Learn something new every day
More Info... by email
Senile plaques are deposits of protein that form outside the brain cells. The protein clumps distinctively and can be clearly seen on a microscopic examination of a sample from a patient. Senile plaques, along with tangles, are two key diagnostic findings in people with Alzheimer's disease and they can also be observed in some other degenerative neurological conditions. They are commonly uncovered on autopsies of older adults and the risk of having plaques increases significantly after age 60, especially among women.
The protein that forms senile plaques is known as amyloid-beta (a-beta) protein. The plaques are also referred to as amyloids. Amyloids can form elsewhere in the body as well, as seen in the condition amyloidosis. The protein is believed to have neurotoxic properties that contribute to cognitive degeneration. In addition, senile plaques can physically interfere with the conduction of signals in the brain and may push brain tissue aside, disrupting normal brain function in the patient.
Plaques have been noted in brain tissue since the late 1800s, and researchers began connecting them with cognitive decline in the 20th century. Researchers working on conditions like Alzheimer's realized that all patients shared traits like the presence of plaques and tangles in the brain, as noted in autopsies of patients after they died. Senile plaques can also be identified in brain biopsies, although because biopsies are invasive, they are not usually recommended. Patients who appear to be developing symptoms of senility will be treated for senility without biopsied.
Understanding how senile plaques form can help researchers develop approaches to treatment of people with conditions like Alzheimer's. In addition to working on pharmaceuticals that could slow, stop, or regress plaque formation, researchers are also interested in finding ways to prevent the development of plaques in the first place. Numerous facilities around the world are studying the development of senility and ways that it can be addressed, as improvements in medical care have increased life expectancy and subsequently increased the chances that people will live long enough to develop cognitive degeneration.

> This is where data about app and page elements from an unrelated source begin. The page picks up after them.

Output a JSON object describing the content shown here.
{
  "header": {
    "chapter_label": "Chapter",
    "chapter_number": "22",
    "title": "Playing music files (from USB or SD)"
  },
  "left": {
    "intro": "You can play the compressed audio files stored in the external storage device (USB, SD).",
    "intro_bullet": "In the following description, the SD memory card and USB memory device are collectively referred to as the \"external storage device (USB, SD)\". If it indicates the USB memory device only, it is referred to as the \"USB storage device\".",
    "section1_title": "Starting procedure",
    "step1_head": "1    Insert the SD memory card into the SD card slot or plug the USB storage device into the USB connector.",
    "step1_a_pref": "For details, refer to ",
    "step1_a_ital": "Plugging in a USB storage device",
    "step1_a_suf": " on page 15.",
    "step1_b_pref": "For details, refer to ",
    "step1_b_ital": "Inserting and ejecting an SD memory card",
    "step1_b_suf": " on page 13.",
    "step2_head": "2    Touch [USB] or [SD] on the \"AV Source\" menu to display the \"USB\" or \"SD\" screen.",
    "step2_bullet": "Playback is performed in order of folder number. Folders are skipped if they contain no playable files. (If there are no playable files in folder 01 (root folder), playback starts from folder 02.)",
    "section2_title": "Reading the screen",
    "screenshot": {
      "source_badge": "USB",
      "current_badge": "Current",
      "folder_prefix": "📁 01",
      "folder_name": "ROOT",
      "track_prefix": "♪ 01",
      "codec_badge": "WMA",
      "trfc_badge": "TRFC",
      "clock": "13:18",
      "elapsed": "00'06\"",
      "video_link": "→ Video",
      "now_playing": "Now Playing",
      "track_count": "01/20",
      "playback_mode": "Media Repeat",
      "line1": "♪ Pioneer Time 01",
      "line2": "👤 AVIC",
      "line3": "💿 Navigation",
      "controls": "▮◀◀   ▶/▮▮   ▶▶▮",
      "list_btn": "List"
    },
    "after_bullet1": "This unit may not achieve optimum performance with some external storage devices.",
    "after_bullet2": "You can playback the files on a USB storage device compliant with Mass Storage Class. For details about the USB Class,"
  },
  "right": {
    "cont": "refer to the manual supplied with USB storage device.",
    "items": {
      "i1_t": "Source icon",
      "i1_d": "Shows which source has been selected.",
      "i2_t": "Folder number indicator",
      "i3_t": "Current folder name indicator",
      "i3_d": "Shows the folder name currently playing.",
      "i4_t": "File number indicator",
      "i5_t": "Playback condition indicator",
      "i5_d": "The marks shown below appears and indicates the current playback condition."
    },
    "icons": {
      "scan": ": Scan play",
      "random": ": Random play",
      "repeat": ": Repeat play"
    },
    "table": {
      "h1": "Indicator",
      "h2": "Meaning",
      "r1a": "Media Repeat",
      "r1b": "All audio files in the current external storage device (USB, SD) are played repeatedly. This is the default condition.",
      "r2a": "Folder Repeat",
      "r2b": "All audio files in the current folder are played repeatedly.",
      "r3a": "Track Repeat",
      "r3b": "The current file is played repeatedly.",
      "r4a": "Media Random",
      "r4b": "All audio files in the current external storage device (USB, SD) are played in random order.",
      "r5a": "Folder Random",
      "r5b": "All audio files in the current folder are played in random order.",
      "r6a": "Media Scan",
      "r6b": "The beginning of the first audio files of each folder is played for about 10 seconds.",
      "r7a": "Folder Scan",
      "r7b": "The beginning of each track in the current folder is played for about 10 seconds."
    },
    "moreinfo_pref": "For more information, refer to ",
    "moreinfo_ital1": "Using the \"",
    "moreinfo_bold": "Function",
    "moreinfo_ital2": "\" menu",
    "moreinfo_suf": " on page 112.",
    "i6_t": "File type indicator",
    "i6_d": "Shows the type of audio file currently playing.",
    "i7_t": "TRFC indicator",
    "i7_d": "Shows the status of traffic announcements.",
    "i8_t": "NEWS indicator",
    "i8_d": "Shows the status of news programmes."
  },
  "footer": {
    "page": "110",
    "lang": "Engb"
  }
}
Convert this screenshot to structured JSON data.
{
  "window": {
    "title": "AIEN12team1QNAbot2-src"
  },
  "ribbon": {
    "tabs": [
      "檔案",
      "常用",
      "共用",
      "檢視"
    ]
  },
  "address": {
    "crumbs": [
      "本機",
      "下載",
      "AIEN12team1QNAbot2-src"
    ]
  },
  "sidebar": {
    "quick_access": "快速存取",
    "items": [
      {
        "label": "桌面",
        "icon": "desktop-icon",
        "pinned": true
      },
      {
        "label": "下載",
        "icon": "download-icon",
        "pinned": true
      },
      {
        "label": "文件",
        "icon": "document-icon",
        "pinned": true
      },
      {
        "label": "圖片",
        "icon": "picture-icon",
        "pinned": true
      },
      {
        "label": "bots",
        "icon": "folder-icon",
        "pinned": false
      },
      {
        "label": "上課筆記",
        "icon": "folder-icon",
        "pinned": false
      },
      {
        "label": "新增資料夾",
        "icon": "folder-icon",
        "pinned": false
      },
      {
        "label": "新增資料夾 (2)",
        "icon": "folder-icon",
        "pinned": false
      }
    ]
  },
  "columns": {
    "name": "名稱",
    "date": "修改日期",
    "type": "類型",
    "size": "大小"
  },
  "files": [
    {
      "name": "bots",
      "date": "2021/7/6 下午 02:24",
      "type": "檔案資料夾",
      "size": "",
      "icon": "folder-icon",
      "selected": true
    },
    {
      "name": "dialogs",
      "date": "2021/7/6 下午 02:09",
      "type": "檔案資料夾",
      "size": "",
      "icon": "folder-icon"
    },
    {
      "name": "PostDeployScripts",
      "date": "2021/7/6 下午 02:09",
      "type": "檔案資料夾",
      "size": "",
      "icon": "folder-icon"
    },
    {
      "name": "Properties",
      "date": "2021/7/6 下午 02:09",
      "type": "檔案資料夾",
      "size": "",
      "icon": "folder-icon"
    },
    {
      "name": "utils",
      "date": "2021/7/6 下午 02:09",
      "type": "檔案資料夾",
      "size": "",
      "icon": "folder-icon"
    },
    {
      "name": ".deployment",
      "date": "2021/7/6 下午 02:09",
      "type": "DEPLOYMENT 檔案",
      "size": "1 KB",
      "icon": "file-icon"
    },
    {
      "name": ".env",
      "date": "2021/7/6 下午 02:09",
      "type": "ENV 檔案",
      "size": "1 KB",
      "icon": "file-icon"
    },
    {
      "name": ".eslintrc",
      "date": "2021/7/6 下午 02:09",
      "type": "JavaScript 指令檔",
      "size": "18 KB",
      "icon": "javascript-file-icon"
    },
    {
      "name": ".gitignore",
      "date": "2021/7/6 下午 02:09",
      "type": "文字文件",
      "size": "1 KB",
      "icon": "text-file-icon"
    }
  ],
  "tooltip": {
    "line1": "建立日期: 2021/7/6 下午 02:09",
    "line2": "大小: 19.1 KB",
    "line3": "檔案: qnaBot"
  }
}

In patients with senile plaques, brain function is gradually eroded as the plaques form and spread. Depending on the location of the plaques, different types of cognitive function may be impaired. Patients can lose their memories, have difficulty speaking, and develop physical symptoms like tremors and an unsteady gait. Senile plaques can also contribute to the development of mood changes like aggression and depression in older adults.
@Melonlity -- I am no expert, but I did see my father suffer from a similar condition called amyloidosis (that is referenced in the article). The problem came with separating the amyloids from other tissue. In my father's case, that involved a lot of chemotherapy which did have some effectiveness but was very harsh on him.
Think about it. Chemotherapy is hard on a young, healthy person. It is twice as hard on someone who is older. You can't just bomb the elderly with chemotherapy and expect good results. And, here's something else. The problem with those plaques is that they can be killed with chemotherapy, but they keep coming back. So, more chemo is required and that puts the
patient at risk -- it's a vicious circle.
And when you're talking about the brain, then there's another set of risks involved.
It seems, then, the solution is to prevent these plaques from forming. But researchers have had trouble figuring out why they form, much less how to stop them.
If they know that the plaques are associated with Alzheimer's disease, what is preventing researchers from developing a way to eliminate them efficiently? That would seem to be the obvious solution and one can't help but believe it is tough to implement because otherwise people would have figured out how to do that by now.
The question, then, is why are these plaques so difficult to eliminate.
One of our editors will review your suggestion and make changes if warranted. Note that depending on the number of suggestions we receive, this can take anywhere from a few hours to a few days. Thank you for helping to improve wiseGEEK!